Sugar Substitutes: Are They Safe?
While the benefits of a no sugar diet for diabetics are constantly being touted, the fact that people tend to replace sugar with artificial sweeteners presents a troubling trend given the potential risks that are often associated with them. Research has proven that some sugar substitutes can harm your health, and this requires any responsible person to explore them further before implementing them into their diet.
If you’ve cut out sugar from your diet and have turned instead to chemicals like aspartame or other sweeteners, you owe it to yourself to know all of the facts. Here is a quick look at two of the most popular sugar substitutes and whether or not they’re safe:
A sucralose-based artificial sweetener, Splenda is the most popular artificial sugar substitute in the world, owning about 65 percent of the market after nearly 25 years on the market.

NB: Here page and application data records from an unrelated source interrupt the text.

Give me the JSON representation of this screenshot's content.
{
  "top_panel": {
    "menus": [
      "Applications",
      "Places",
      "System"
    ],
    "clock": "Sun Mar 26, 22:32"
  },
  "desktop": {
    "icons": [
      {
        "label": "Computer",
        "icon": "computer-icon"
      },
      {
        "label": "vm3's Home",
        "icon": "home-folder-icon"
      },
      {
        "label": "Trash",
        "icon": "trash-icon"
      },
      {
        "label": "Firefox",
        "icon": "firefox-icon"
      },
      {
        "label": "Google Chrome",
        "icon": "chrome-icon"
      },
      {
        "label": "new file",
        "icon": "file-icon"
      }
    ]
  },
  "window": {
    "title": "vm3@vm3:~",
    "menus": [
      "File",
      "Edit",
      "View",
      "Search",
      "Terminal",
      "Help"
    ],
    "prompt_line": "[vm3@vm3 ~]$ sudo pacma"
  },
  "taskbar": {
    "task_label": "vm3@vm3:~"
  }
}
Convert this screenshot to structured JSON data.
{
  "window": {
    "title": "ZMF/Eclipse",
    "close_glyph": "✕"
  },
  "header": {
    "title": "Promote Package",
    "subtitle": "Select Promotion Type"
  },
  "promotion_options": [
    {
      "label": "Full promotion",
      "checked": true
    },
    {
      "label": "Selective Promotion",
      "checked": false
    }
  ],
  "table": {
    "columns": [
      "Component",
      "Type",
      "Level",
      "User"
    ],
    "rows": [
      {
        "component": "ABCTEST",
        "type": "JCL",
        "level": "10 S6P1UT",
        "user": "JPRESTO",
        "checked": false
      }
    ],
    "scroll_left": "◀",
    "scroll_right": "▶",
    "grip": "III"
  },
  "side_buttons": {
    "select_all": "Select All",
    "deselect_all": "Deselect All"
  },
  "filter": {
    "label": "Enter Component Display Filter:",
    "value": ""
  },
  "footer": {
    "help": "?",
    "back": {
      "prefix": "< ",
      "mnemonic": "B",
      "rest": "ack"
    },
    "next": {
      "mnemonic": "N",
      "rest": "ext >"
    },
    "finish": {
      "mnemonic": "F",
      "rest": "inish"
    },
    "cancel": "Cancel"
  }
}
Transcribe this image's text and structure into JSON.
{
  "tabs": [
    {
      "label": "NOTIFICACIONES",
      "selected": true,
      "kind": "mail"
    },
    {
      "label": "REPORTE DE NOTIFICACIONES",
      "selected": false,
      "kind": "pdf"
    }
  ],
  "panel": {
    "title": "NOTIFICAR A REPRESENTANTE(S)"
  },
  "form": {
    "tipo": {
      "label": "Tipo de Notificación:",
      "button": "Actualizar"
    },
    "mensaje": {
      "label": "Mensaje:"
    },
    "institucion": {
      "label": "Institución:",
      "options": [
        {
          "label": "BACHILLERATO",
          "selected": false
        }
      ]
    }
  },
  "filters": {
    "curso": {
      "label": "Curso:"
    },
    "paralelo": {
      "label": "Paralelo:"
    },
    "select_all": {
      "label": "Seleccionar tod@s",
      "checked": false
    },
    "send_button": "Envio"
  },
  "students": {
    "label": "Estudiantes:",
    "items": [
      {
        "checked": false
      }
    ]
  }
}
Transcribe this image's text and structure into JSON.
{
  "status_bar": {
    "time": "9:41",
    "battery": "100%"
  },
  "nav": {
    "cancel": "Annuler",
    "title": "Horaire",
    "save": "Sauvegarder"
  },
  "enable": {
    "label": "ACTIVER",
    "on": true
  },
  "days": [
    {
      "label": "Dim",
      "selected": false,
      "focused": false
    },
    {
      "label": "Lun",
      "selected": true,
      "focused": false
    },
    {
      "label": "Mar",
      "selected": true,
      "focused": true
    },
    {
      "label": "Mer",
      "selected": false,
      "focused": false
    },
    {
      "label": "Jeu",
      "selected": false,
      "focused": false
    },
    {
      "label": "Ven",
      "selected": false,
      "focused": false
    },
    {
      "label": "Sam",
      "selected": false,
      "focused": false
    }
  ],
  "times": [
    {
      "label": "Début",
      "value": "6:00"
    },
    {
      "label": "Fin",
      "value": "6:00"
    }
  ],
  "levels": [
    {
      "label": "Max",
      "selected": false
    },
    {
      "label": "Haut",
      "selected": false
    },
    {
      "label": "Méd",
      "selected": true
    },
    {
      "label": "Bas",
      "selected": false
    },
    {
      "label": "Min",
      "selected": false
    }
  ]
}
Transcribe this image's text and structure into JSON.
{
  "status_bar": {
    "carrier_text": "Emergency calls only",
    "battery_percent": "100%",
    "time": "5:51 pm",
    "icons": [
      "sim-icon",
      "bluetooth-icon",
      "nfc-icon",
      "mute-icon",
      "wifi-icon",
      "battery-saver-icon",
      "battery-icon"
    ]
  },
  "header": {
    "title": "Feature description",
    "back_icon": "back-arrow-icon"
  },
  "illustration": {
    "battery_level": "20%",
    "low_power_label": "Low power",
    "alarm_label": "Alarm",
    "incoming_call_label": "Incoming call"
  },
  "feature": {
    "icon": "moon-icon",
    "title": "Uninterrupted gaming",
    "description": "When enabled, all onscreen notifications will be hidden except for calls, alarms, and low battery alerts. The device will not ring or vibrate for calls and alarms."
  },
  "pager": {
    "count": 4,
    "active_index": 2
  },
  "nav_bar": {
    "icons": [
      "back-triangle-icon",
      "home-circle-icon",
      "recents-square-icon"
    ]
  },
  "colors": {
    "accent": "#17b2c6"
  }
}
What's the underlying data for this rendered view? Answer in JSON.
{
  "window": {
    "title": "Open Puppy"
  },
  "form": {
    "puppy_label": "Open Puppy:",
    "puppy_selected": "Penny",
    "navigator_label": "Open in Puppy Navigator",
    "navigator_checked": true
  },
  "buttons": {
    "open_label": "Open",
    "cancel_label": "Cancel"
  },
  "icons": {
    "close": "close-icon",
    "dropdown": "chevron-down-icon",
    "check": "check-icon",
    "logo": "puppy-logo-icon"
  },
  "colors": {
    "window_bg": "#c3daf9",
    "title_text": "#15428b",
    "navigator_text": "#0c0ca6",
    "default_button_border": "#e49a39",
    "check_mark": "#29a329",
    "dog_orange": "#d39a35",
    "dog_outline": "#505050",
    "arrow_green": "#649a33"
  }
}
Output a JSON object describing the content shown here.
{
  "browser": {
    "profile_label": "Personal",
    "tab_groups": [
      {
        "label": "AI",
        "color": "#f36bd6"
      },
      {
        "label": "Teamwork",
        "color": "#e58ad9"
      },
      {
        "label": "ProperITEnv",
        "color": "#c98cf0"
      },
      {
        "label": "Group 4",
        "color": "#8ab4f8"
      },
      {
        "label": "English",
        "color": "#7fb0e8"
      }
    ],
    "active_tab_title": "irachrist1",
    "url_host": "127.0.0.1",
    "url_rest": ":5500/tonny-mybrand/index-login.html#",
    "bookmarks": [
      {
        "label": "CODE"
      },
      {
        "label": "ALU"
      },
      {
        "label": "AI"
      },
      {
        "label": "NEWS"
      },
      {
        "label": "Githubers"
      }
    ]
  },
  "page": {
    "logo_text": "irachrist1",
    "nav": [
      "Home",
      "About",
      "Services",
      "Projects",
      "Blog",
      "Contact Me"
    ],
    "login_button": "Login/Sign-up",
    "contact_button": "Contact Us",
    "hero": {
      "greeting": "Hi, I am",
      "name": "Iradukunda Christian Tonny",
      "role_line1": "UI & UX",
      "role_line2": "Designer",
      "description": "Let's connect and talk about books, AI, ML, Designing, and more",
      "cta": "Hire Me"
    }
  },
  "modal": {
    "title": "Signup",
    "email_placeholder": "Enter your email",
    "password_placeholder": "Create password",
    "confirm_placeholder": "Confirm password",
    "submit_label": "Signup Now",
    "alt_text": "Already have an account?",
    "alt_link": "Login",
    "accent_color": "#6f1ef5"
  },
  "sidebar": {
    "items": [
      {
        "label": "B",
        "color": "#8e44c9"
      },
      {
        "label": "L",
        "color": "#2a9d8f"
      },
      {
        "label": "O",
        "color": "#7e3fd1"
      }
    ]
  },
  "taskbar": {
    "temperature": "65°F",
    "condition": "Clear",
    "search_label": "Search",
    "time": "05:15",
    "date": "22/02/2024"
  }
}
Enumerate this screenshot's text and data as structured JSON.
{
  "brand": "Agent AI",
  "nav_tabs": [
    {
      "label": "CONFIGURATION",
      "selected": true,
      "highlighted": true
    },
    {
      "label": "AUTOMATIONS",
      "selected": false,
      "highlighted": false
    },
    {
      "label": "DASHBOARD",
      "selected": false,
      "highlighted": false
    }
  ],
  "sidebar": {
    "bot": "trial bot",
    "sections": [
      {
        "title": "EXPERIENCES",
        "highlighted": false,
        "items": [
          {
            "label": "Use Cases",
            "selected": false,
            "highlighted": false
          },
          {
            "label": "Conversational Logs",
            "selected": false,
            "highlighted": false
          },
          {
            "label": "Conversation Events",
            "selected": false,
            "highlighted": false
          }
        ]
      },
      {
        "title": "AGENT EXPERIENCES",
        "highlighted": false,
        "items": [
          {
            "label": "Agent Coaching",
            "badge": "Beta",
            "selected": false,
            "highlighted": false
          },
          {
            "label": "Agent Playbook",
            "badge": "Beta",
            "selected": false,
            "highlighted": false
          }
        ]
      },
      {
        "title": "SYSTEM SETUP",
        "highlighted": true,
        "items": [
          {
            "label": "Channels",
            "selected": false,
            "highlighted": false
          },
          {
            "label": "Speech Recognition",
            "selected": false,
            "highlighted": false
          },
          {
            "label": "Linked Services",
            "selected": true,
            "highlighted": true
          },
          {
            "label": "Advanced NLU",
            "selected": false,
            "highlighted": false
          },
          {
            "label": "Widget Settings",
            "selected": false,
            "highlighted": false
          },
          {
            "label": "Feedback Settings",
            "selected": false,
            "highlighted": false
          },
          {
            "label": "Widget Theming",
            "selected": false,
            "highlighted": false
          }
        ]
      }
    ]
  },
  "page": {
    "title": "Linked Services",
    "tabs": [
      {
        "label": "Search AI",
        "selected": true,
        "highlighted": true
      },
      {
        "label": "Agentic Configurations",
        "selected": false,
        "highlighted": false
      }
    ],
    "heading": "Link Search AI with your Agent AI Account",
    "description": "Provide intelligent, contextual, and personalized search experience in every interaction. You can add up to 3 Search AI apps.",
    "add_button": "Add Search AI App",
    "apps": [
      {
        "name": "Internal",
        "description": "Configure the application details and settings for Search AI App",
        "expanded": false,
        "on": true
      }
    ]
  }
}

While its low calorie count makes it very popular among those looking for sweeteners for things like coffee, there are concerns about its safety when used by humans.
Research conducted previous to Splenda’s approval for sale in the United States showed that laboratory rats given the substance over long periods inevitably developed shrunken thymus glands, sick and enlarged livers and a variety of kidney disorders. These findings appeared to raise alarms with some people, but a lack of similar findings in human trials put most of the debate to rest.
With no long-term studies of the effects of Splenda on the human body, the truth is that no one really knows whether or not it’s safe – reason enough to stay away from it for most people.
While still widely used, Aspartame has been proven to cause poisoning in some human-based studies, most notably in women suffering from neuropsychiatric disorders. Because Aspartame is digested by the body, it can result in the accumulation of formaldehyde in the brain, presenting a huge risk of damage to the central nervous and immune systems in our bodies.
The official answer to this concern from drug and food safety agencies is that the amount of formaldehyde in aspartame is so low that most people would never suffer any problems because of it. While this answer is obviously enough for some, anyone seriously concerned about their health and longevity should avoid Aspartame, plain and simple.